►
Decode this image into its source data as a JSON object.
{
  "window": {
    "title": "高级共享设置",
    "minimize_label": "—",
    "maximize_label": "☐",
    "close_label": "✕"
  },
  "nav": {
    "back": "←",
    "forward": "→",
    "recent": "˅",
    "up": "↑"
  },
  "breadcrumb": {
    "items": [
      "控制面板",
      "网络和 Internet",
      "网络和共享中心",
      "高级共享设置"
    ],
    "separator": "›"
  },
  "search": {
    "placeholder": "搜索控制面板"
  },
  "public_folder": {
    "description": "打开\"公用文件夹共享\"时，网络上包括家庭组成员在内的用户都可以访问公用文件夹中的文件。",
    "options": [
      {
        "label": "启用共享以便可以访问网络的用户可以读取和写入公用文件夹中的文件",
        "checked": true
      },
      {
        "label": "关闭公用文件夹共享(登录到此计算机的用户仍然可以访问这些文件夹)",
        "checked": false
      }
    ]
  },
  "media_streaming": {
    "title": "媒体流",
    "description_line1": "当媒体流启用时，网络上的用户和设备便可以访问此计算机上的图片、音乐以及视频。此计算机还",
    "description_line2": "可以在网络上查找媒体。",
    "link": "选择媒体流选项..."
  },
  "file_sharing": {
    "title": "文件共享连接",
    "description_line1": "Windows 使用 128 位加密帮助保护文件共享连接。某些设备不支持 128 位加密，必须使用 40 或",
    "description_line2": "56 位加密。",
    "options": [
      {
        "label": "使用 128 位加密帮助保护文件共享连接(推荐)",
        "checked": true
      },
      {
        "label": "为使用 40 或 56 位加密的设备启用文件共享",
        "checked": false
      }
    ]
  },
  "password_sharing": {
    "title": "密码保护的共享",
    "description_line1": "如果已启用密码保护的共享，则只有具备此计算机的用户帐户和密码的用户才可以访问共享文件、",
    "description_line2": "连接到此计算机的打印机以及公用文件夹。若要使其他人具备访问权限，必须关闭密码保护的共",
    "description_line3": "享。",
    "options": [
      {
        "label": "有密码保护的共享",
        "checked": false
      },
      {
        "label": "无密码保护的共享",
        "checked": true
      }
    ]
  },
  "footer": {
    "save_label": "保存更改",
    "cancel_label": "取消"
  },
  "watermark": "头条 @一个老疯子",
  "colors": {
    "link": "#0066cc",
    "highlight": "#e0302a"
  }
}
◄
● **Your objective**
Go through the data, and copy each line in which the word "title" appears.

● **Answer section**
    "title": "高级共享设置",
    "title": "媒体流",
    "title": "文件共享连接",
    "title": "密码保护的共享",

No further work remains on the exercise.